Gyromitra esculenta, a false morel

Fungi and McDonald's

    Fungi might be more closely related to everyone's favorite fast food chain than most people know.  No, there isn't mysterious fungi in McDonald's food (that I know of). So before you freak out and call the USDA, know that their similarity lies in their hours of operation.  Since fungi lack chlorophyll, they aren’t dependent on light.  This allows them to grow in the dark, in any direction, through things like dead logs, and even inside other organisms. 
Fungi are heterotrophic, meaning they don’t make their own food.  Fungi are known for being decomposers of dead organic material. Fungal hyphae strands They use thread-like structures called hyphae (right) to take in nutrients.  The hyphae are a network of fibers that forms the mycelium, a structure similar to the root system of a plant.  This system, like a good McDonald's, is active 24 hours a day! 

    When a fungus gets nutrition from a dead organism, it is classified as a saprophyte.  These types of fungi are important in recycling carbon, nitrogen, and minerals in the environment.  False morels are classified as saprophytes.  This type of fungi is known for decomposing, but just what does it decompose?A false morel growing on wood chips
    Gyromitra esculenta grows on dead trees, wood chips, or fallen leaves, like in the picture on the right from  They get their nutrition from the plant's cell wall components, the soil, and from animal waste. 

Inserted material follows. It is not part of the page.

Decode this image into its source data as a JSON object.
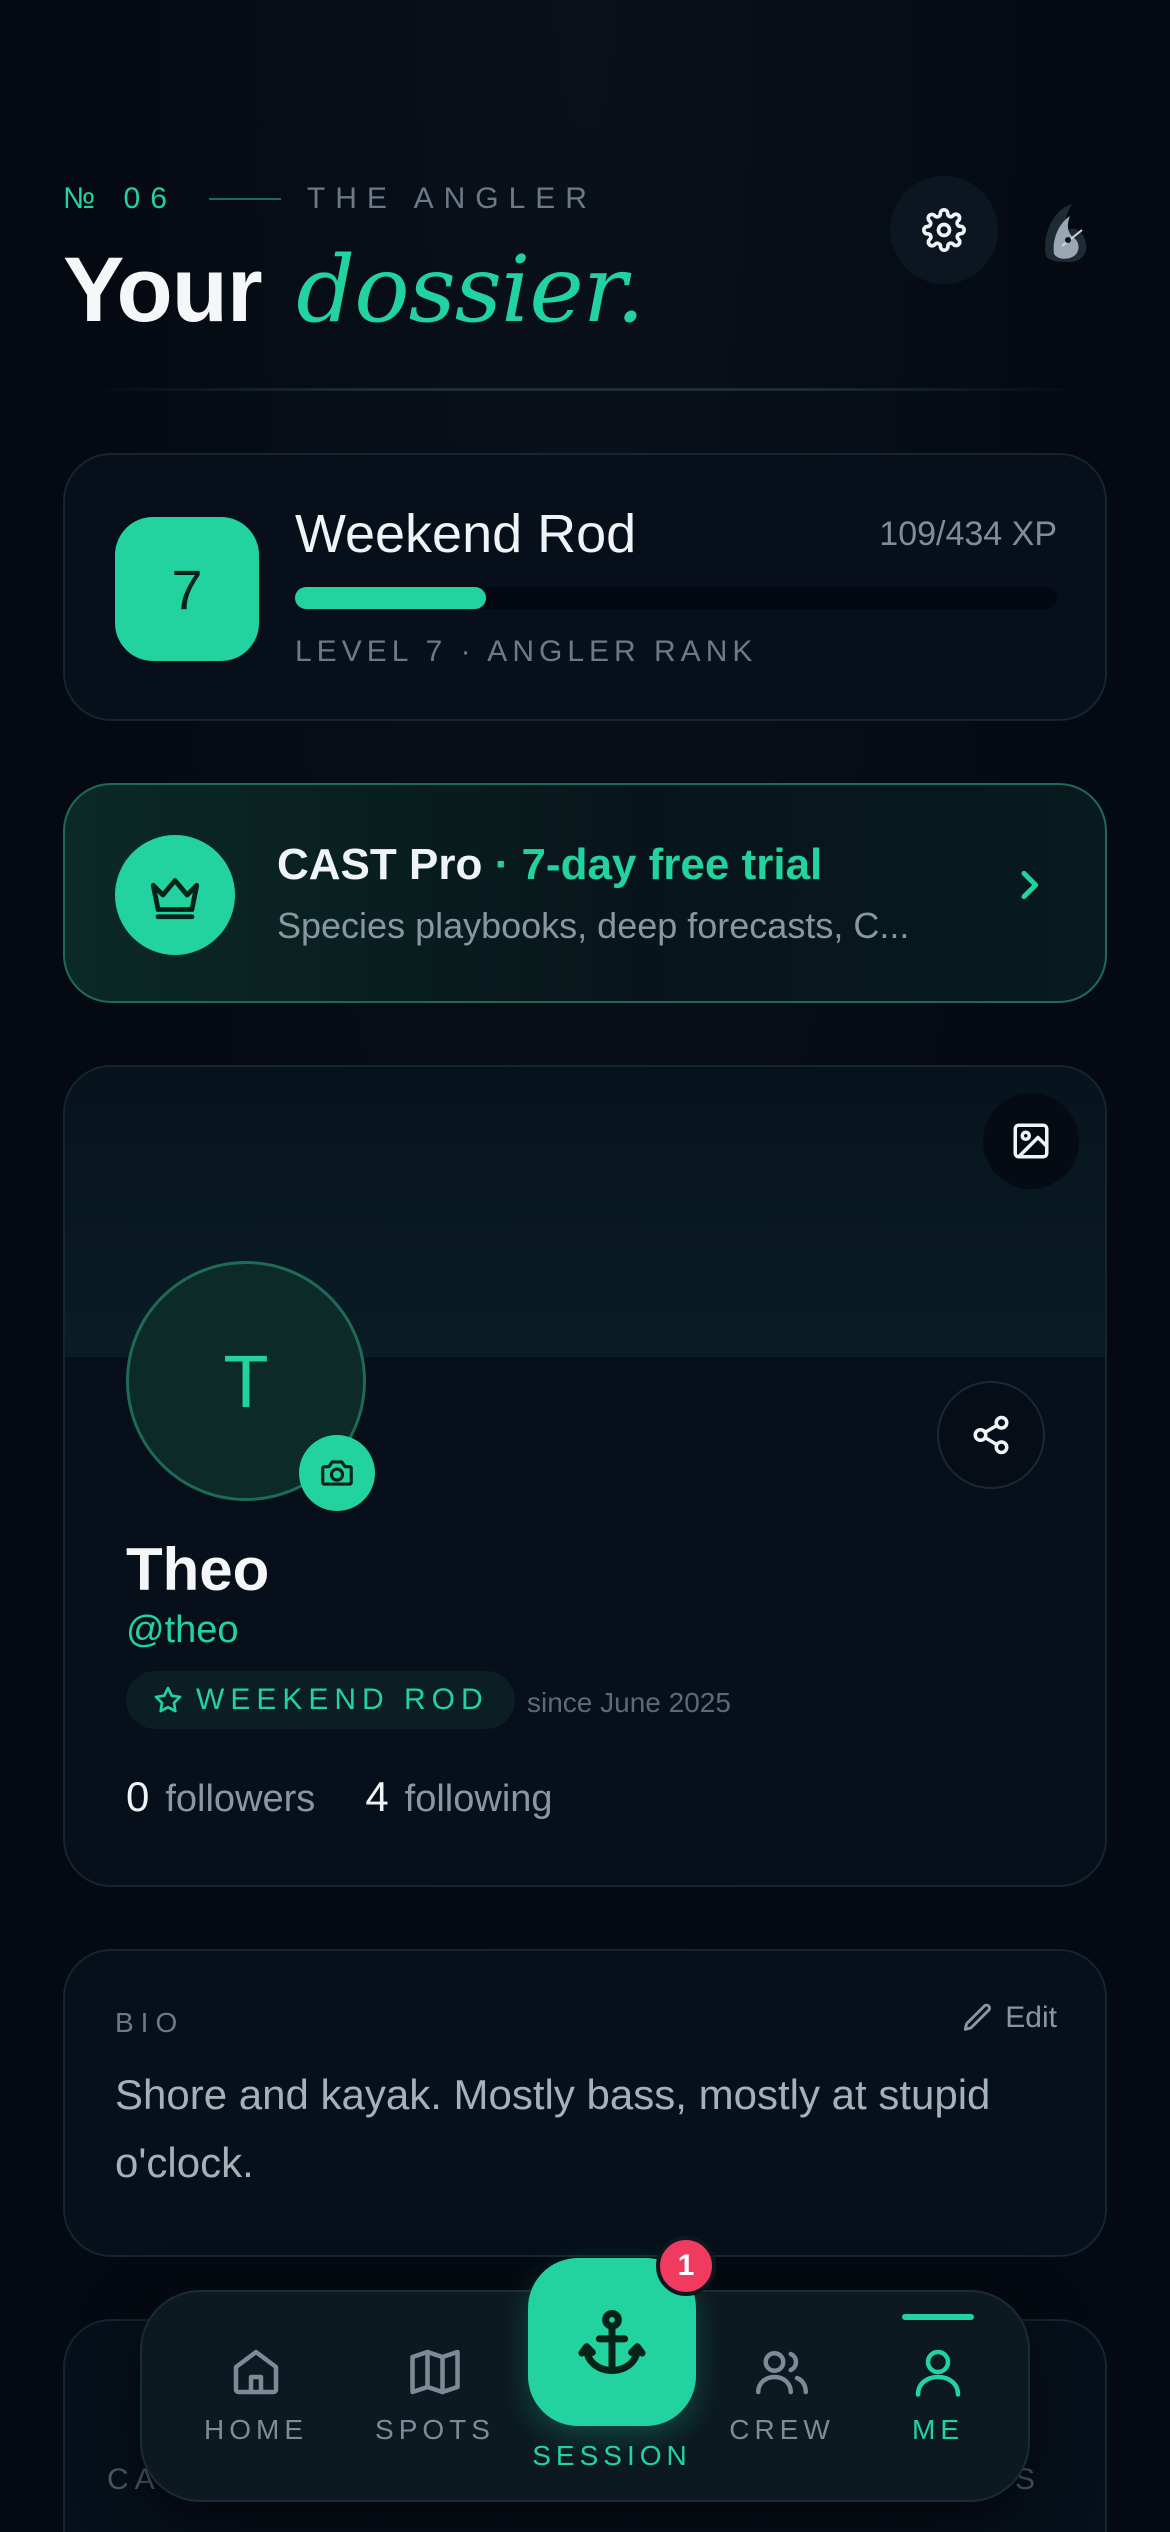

    Saprophytes take polymers like cellulose, lignin, and hemicellulose found in cell walls and break them down into simple sugars and amino acids.  They return some of these products to the soil, where plants and microorganisms can use them.  Hence, they are often designated as nature's recyclers. 
    Once the mushroom gets the glucose, they do much the same thing we do to get nutrition from it.  ATP is made by oxidative phosphorolation, which is the process mitochondria go through to make energy.  It includes glycolysis, the Krebs cycle, and the electron transport chain.     
    Dead plant material provides a good source of carbon and amino acids, but what about other nutrients?  Inorganic compounds in the soil can be converted to forms of nitrogen, phosphorous, and sulfur mushrooms and plants can use.  The false morel can also get nitrogen from amino acids.  In fact, they can use proteins as efficiently as glucose because they get nitrogen, carbon, and sulfur from them.  Another place they get components necessary for growth is herbivore waste.  It might seem gross to you, but dung full of vitamins, minerals, and growth factors is like a smorgasbord to fungi. 
    Unlike saprophytes, parasitic fungi feed on a living organism.  An example of a fungal parasite is Candida albicans, which causes yeast infections (below, right).  Mutualistic fungi have a symbiotic relationship with another organism that is beneficial to both.  A lichen (below, left) is a mutualistic relationship between a fungus and an algae or cyannobacteria.  More information about lichens can be found here
Lastly, there are commensalist fungi in a symbiotic relationship that is only beneficial to one of the species involved.  Fungi from the class trychomycetes often undergo commensalism with insects by living in their gut.                                                                            
A lichen  An agar plate of the fungus Candida albicans, the cause of yeast infections

        Unlike humans and other heterotrophs that ingest their food then digest it, fungi digest their food then ingest it.  Saprophytes use exoenzymes to break down the substrate like a dead log.  First, the tip of a hypha releases the exoenzymes into whatever is being broken down.  The enzymes digest the substrate, and the hypha extends further into it and ingests the broken down food particles.  In this way, the mycelium continues to grow.

    Water availability is extremely important to the fungal lifestyle.  This is because fungi don't have transport tissues like plants.  If they did, we would probably see mushrooms as tall as trees!  Fungi absorb water directly through the walls of every individual cell.  That is why fungi are often found underground, and usually only occur in temperate climates with plenty of water in the air and soil.  

    To find out how the mycelium fits into the rest of the morel life cycle, see the reproduction page. 

Pictures on this page were taken from